If the bleeding is severe, or continues for more than 30 minutes, seek medical advice.

Insect Bites and Stings

Insect bites and stings are common and in most cases, cause only minor irritation. Insect bites and stings usually make a small hole in the skin and cause the area surrounding it to become swollen, red, painful and itchy.

To treat an insect bite:

Wash the affected area with soap and cold water and place a cold compress over the area to lessen swelling. Ask the patient to refrain from scratching the affected area. If the patient is in pain, advise them to take a painkiller, such as paracetamol or ibuprofen.

To treat an insect sting:

If the sting can be seen with the naked eye, brush it off using the edge of a credit card. Do not use tweezers. Apply a cold compress to the wound for at least 10 minutes and ask the patient to elevate the limb that has been stung.

If swelling and pain persists, advise the patient to visit their doctor.

If the patient has a more serious reaction to an insect bite or sting and shows signs of impaired breathing, a skin rash, or swelling to their face, tongue, mouth or lips, call an ambulance.

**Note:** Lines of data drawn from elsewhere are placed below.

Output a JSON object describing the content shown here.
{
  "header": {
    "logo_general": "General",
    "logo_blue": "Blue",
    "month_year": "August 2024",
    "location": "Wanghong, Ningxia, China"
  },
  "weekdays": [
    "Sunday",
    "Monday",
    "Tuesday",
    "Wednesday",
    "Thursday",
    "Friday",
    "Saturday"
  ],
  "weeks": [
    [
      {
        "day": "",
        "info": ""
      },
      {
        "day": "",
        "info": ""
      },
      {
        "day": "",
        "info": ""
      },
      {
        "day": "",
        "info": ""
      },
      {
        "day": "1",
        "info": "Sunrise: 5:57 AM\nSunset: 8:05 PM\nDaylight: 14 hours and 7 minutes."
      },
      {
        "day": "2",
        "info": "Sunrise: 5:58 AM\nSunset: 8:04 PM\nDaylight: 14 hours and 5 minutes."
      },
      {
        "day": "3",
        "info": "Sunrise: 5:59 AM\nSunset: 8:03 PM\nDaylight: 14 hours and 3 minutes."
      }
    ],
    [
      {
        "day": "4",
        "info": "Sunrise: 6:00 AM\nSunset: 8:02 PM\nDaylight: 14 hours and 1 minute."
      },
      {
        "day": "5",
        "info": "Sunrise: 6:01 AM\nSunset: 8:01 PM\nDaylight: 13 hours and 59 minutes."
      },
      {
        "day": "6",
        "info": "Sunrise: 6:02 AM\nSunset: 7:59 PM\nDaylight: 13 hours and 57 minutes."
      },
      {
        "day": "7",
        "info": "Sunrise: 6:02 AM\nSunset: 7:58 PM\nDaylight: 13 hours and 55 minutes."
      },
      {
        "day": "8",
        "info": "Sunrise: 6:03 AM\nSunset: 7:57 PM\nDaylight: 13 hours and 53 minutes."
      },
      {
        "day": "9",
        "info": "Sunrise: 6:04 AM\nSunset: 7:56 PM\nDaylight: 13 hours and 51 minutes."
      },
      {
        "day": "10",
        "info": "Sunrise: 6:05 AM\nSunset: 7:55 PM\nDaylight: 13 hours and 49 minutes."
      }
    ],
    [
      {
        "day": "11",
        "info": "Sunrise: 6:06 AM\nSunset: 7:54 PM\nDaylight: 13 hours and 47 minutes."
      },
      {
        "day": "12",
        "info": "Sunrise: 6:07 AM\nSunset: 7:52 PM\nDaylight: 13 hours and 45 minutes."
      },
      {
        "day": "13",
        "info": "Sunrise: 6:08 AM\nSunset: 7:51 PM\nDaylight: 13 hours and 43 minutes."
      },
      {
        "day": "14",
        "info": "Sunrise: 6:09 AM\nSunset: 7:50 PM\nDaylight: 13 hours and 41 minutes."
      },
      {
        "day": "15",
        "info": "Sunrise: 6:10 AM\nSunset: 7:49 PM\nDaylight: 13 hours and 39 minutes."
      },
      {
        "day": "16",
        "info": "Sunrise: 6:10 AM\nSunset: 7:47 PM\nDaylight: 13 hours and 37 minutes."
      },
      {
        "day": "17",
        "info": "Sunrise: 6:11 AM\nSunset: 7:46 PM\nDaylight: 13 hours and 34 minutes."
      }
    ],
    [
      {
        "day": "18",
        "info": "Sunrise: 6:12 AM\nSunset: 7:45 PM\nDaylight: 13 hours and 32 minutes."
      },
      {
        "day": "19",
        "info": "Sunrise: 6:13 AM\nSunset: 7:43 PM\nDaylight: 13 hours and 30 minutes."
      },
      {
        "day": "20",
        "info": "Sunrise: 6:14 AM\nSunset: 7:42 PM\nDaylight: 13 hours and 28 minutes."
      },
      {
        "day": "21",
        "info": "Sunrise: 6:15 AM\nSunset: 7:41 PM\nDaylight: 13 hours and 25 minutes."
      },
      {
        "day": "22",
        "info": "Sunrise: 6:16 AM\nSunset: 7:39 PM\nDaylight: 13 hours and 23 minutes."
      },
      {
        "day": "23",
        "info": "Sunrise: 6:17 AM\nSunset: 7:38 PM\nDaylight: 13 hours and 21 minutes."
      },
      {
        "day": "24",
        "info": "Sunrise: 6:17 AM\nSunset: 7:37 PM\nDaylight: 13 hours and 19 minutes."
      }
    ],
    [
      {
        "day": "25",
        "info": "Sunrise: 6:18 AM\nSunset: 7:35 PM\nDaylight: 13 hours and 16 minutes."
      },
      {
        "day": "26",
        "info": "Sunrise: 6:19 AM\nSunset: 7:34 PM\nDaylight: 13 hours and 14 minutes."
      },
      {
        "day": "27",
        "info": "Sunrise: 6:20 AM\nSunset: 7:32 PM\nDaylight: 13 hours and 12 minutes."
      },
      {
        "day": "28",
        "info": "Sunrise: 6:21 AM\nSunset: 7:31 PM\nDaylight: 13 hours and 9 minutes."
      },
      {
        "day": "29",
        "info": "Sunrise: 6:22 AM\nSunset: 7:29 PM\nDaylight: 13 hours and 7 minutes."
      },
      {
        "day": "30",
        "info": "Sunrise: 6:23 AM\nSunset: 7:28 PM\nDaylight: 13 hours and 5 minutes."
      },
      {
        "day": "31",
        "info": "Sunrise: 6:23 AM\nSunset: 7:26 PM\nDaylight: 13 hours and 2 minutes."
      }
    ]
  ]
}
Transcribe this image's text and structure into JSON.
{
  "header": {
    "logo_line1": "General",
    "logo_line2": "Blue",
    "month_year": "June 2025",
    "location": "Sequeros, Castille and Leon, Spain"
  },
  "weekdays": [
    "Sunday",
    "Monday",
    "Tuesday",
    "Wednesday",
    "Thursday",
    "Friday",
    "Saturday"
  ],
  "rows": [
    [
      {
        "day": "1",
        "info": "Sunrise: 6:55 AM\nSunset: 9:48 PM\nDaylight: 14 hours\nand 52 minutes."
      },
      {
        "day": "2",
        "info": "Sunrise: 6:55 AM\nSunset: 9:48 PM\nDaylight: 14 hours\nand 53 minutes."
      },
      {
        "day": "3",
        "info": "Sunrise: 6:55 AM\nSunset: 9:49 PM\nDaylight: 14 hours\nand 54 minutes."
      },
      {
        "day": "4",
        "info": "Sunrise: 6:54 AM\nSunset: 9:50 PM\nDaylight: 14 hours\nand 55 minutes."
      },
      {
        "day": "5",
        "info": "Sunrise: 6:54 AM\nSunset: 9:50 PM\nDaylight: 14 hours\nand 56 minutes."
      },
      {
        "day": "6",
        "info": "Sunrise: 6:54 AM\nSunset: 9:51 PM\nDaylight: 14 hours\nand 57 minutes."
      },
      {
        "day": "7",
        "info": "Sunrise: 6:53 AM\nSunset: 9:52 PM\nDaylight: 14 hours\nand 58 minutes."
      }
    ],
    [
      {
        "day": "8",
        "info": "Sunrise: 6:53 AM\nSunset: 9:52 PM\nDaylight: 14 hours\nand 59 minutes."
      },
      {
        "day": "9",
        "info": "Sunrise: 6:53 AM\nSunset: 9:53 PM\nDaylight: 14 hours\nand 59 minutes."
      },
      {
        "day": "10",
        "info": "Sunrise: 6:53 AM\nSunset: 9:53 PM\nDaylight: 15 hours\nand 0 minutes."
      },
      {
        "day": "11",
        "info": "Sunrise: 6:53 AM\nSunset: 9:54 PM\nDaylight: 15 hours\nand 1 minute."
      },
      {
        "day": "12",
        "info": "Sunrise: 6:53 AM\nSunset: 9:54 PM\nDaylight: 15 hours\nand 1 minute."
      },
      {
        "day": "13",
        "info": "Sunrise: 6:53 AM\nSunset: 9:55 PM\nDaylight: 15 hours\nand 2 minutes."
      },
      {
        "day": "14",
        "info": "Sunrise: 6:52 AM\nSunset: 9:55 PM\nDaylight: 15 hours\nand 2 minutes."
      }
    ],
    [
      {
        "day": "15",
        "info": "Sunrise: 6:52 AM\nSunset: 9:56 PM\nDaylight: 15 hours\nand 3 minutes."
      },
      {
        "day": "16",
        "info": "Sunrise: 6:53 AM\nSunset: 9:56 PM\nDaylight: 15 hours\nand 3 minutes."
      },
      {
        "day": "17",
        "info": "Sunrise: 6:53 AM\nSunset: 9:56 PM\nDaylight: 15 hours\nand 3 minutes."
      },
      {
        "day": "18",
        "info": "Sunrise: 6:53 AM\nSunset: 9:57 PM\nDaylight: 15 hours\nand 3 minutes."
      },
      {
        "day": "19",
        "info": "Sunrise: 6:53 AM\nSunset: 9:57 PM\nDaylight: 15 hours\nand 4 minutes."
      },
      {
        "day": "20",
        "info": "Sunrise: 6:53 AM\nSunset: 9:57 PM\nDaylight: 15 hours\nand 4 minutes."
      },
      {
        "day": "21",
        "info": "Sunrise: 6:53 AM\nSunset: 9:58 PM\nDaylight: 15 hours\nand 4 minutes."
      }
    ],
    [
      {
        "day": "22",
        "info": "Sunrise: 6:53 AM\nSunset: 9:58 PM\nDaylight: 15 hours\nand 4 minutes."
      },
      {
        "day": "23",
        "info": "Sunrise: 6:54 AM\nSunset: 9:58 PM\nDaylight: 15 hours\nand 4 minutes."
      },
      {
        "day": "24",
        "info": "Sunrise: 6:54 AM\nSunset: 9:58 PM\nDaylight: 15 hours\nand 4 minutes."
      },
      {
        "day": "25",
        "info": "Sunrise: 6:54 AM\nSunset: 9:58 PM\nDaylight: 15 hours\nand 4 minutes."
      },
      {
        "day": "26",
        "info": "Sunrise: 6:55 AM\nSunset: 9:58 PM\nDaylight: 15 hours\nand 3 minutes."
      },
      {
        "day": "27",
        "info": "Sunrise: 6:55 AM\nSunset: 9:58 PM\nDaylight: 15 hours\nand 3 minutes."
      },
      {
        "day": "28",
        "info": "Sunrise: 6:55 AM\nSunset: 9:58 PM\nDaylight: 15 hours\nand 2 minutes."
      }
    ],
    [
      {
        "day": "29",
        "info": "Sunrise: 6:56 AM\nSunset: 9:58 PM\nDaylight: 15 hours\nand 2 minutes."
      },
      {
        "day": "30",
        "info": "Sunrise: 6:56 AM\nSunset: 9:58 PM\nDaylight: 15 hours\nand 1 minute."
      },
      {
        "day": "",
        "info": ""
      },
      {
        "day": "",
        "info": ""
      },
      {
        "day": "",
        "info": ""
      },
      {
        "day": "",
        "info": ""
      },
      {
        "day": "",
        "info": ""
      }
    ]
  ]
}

Melissa Wilson is a first aid trainer in Scotland. She encourages people to join a first aid course so they will know what to do in life-threatening situations. She hopes that this article will encourage people to learn more about first aid.